═══ Listed entries ═══

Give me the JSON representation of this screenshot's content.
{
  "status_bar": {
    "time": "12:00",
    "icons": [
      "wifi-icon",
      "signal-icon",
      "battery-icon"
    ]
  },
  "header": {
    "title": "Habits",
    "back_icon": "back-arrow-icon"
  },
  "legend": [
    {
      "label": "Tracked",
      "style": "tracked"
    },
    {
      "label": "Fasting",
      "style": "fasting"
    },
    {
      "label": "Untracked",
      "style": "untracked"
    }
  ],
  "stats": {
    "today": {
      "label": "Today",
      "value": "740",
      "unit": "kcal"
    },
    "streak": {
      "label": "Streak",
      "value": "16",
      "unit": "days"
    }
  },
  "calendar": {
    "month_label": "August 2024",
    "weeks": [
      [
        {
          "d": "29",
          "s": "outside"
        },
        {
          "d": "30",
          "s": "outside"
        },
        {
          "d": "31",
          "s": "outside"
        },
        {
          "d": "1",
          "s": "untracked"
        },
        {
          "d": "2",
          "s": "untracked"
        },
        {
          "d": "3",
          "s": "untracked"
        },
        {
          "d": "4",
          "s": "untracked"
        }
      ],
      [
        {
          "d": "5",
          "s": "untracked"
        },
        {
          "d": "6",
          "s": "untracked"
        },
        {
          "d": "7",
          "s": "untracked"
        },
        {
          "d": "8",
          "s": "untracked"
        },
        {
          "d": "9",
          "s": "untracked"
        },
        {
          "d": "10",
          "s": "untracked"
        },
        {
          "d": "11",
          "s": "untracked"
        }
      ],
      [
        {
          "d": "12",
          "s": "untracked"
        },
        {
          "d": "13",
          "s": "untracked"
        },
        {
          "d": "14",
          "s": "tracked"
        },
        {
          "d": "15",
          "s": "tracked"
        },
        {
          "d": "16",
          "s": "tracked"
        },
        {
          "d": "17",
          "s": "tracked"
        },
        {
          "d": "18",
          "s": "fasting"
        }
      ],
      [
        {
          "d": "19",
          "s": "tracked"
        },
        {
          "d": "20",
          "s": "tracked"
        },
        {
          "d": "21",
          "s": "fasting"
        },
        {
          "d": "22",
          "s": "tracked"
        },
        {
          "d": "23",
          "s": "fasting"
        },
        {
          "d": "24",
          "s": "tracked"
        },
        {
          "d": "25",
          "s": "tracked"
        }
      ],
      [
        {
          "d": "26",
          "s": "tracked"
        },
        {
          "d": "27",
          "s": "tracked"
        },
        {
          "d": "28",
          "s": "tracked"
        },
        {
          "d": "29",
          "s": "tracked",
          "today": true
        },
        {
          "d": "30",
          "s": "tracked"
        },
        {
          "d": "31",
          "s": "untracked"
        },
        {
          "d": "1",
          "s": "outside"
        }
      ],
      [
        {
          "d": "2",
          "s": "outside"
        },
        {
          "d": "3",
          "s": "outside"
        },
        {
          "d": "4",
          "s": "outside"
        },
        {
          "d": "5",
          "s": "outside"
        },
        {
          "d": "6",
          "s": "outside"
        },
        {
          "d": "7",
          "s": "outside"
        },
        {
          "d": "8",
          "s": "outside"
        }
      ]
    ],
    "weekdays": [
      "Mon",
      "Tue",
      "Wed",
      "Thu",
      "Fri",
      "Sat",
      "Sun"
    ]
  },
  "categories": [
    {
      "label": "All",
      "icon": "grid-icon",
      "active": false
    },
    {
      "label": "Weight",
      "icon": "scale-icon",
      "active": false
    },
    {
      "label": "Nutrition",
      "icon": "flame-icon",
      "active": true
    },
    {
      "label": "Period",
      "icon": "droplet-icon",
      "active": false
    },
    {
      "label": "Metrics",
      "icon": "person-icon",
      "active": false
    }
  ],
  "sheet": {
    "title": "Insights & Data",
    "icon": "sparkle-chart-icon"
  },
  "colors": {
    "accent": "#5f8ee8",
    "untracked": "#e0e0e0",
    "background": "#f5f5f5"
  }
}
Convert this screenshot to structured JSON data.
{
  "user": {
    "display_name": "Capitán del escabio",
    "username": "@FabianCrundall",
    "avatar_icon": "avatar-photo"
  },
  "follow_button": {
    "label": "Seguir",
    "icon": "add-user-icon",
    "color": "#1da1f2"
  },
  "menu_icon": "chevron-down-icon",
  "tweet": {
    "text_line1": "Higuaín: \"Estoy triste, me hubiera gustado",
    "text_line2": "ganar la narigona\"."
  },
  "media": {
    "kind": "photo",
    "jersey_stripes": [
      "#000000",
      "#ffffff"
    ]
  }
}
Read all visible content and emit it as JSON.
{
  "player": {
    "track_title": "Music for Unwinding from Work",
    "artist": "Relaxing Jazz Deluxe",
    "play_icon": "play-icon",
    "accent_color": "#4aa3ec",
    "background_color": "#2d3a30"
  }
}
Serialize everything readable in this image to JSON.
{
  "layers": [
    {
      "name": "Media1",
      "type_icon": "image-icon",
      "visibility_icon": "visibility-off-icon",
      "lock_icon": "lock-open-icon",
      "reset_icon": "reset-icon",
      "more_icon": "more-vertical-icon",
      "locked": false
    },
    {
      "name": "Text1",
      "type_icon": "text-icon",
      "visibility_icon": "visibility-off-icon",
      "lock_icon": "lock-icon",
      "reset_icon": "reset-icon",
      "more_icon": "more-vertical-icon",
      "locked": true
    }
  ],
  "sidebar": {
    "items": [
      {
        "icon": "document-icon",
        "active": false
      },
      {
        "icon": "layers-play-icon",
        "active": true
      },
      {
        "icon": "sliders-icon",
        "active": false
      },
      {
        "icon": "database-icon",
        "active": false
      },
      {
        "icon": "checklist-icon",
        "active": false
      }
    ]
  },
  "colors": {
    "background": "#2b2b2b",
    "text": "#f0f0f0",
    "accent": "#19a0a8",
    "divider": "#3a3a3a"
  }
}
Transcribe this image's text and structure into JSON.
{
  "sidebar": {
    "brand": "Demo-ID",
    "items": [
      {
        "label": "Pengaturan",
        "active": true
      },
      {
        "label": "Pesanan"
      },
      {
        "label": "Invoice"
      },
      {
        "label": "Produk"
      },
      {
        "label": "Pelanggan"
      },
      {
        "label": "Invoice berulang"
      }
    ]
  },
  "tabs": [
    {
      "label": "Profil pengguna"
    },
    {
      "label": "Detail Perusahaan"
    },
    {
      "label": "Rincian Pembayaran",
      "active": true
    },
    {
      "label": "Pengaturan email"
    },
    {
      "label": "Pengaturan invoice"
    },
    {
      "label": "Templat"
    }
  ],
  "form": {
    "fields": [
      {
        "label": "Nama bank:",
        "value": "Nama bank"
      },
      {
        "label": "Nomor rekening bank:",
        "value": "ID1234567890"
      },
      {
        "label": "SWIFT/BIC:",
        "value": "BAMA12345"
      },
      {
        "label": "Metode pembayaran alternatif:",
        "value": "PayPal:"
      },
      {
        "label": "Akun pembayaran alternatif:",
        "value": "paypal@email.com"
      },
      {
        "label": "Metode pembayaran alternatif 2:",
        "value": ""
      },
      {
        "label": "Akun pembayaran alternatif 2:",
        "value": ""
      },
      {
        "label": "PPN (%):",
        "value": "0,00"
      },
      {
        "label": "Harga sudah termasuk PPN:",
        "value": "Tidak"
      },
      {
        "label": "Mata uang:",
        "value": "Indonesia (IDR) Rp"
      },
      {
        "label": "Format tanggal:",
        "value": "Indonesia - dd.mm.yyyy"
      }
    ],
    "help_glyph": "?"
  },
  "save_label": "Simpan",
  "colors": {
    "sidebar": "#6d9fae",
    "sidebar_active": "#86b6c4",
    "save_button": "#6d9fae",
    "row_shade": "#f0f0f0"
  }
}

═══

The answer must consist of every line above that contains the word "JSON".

Give me the JSON representation of this screenshot's content.
Convert this screenshot to structured JSON data.
Read all visible content and emit it as JSON.
Serialize everything readable in this image to JSON.
Transcribe this image's text and structure into JSON.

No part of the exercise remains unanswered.